§ TO DO:
All entries should be output exactly as they stand.

§ THE RECORDS:

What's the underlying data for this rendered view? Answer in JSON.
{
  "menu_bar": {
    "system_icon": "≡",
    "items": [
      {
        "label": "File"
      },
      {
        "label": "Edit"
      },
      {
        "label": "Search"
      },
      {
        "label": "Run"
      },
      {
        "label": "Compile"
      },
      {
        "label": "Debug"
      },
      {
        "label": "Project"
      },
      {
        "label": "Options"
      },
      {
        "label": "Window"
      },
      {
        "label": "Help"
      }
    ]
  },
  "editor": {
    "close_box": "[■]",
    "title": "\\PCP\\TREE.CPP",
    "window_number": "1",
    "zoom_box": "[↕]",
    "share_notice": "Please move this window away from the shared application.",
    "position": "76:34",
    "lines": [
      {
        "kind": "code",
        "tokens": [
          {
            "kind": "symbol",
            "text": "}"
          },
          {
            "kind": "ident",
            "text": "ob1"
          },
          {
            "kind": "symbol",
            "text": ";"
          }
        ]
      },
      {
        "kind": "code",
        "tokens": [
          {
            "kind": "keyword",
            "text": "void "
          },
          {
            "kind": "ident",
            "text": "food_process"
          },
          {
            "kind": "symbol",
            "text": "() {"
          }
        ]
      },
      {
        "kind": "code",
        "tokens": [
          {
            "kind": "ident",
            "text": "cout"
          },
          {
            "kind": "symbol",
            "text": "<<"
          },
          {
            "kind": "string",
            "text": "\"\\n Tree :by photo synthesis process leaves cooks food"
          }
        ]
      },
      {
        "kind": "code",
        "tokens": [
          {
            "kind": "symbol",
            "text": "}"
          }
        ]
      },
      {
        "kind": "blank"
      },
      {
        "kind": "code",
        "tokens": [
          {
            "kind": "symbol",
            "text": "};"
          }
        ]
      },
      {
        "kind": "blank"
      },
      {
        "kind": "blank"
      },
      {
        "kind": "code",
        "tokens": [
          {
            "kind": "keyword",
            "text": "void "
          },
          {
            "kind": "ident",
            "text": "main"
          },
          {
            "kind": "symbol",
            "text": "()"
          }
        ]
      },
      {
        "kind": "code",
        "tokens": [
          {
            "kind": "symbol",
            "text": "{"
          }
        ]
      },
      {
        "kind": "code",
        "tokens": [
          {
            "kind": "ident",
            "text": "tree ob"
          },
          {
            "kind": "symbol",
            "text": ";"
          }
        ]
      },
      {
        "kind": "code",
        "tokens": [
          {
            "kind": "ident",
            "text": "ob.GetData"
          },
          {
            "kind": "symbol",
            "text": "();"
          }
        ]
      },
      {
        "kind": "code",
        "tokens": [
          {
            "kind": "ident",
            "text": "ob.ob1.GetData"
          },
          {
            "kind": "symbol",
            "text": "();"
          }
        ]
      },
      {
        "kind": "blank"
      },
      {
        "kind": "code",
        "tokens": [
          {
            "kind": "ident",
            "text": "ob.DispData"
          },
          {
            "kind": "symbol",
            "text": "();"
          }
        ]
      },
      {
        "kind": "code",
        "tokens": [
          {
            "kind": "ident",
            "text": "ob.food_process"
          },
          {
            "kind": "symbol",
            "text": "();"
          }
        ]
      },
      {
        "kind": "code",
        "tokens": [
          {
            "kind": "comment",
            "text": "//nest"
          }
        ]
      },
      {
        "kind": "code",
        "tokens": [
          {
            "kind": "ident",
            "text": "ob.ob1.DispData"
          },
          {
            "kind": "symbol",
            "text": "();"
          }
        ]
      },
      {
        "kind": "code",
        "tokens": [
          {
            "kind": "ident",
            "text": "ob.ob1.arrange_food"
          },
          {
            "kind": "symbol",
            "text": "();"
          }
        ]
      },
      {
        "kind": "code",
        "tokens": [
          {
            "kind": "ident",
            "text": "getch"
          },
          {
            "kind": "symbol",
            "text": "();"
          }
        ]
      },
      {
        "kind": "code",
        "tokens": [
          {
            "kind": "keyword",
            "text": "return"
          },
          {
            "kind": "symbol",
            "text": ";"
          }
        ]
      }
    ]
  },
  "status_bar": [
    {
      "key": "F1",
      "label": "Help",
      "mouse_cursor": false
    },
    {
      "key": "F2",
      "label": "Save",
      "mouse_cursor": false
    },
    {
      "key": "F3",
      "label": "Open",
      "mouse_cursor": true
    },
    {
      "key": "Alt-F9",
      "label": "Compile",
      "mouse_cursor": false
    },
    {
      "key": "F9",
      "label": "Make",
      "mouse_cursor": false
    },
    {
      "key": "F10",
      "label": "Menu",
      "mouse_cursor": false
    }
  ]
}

§ THE ANSWER:
What's the underlying data for this rendered view? Answer in JSON.
{
  "menu_bar": {
    "system_icon": "≡",
    "items": [
      {
        "label": "File"
      },
      {
        "label": "Edit"
      },
      {
        "label": "Search"
      },
      {
        "label": "Run"
      },
      {
        "label": "Compile"
      },
      {
        "label": "Debug"
      },
      {
        "label": "Project"
      },
      {
        "label": "Options"
      },
      {
        "label": "Window"
      },
      {
        "label": "Help"
      }
    ]
  },
  "editor": {
    "close_box": "[■]",
    "title": "\\PCP\\TREE.CPP",
    "window_number": "1",
    "zoom_box": "[↕]",
    "share_notice": "Please move this window away from the shared application.",
    "position": "76:34",
    "lines": [
      {
        "kind": "code",
        "tokens": [
          {
            "kind": "symbol",
            "text": "}"
          },
          {
            "kind": "ident",
            "text": "ob1"
          },
          {
            "kind": "symbol",
            "text": ";"
          }
        ]
      },
      {
        "kind": "code",
        "tokens": [
          {
            "kind": "keyword",
            "text": "void "
          },
          {
            "kind": "ident",
            "text": "food_process"
          },
          {
            "kind": "symbol",
            "text": "() {"
          }
        ]
      },
      {
        "kind": "code",
        "tokens": [
          {
            "kind": "ident",
            "text": "cout"
          },
          {
            "kind": "symbol",
            "text": "<<"
          },
          {
            "kind": "string",
            "text": "\"\\n Tree :by photo synthesis process leaves cooks food"
          }
        ]
      },
      {
        "kind": "code",
        "tokens": [
          {
            "kind": "symbol",
            "text": "}"
          }
        ]
      },
      {
        "kind": "blank"
      },
      {
        "kind": "code",
        "tokens": [
          {
            "kind": "symbol",
            "text": "};"
          }
        ]
      },
      {
        "kind": "blank"
      },
      {
        "kind": "blank"
      },
      {
        "kind": "code",
        "tokens": [
          {
            "kind": "keyword",
            "text": "void "
          },
          {
            "kind": "ident",
            "text": "main"
          },
          {
            "kind": "symbol",
            "text": "()"
          }
        ]
      },
      {
        "kind": "code",
        "tokens": [
          {
            "kind": "symbol",
            "text": "{"
          }
        ]
      },
      {
        "kind": "code",
        "tokens": [
          {
            "kind": "ident",
            "text": "tree ob"
          },
          {
            "kind": "symbol",
            "text": ";"
          }
        ]
      },
      {
        "kind": "code",
        "tokens": [
          {
            "kind": "ident",
            "text": "ob.GetData"
          },
          {
            "kind": "symbol",
            "text": "();"
          }
        ]
      },
      {
        "kind": "code",
        "tokens": [
          {
            "kind": "ident",
            "text": "ob.ob1.GetData"
          },
          {
            "kind": "symbol",
            "text": "();"
          }
        ]
      },
      {
        "kind": "blank"
      },
      {
        "kind": "code",
        "tokens": [
          {
            "kind": "ident",
            "text": "ob.DispData"
          },
          {
            "kind": "symbol",
            "text": "();"
          }
        ]
      },
      {
        "kind": "code",
        "tokens": [
          {
            "kind": "ident",
            "text": "ob.food_process"
          },
          {
            "kind": "symbol",
            "text": "();"
          }
        ]
      },
      {
        "kind": "code",
        "tokens": [
          {
            "kind": "comment",
            "text": "//nest"
          }
        ]
      },
      {
        "kind": "code",
        "tokens": [
          {
            "kind": "ident",
            "text": "ob.ob1.DispData"
          },
          {
            "kind": "symbol",
            "text": "();"
          }
        ]
      },
      {
        "kind": "code",
        "tokens": [
          {
            "kind": "ident",
            "text": "ob.ob1.arrange_food"
          },
          {
            "kind": "symbol",
            "text": "();"
          }
        ]
      },
      {
        "kind": "code",
        "tokens": [
          {
            "kind": "ident",
            "text": "getch"
          },
          {
            "kind": "symbol",
            "text": "();"
          }
        ]
      },
      {
        "kind": "code",
        "tokens": [
          {
            "kind": "keyword",
            "text": "return"
          },
          {
            "kind": "symbol",
            "text": ";"
          }
        ]
      }
    ]
  },
  "status_bar": [
    {
      "key": "F1",
      "label": "Help",
      "mouse_cursor": false
    },
    {
      "key": "F2",
      "label": "Save",
      "mouse_cursor": false
    },
    {
      "key": "F3",
      "label": "Open",
      "mouse_cursor": true
    },
    {
      "key": "Alt-F9",
      "label": "Compile",
      "mouse_cursor": false
    },
    {
      "key": "F9",
      "label": "Make",
      "mouse_cursor": false
    },
    {
      "key": "F10",
      "label": "Menu",
      "mouse_cursor": false
    }
  ]
}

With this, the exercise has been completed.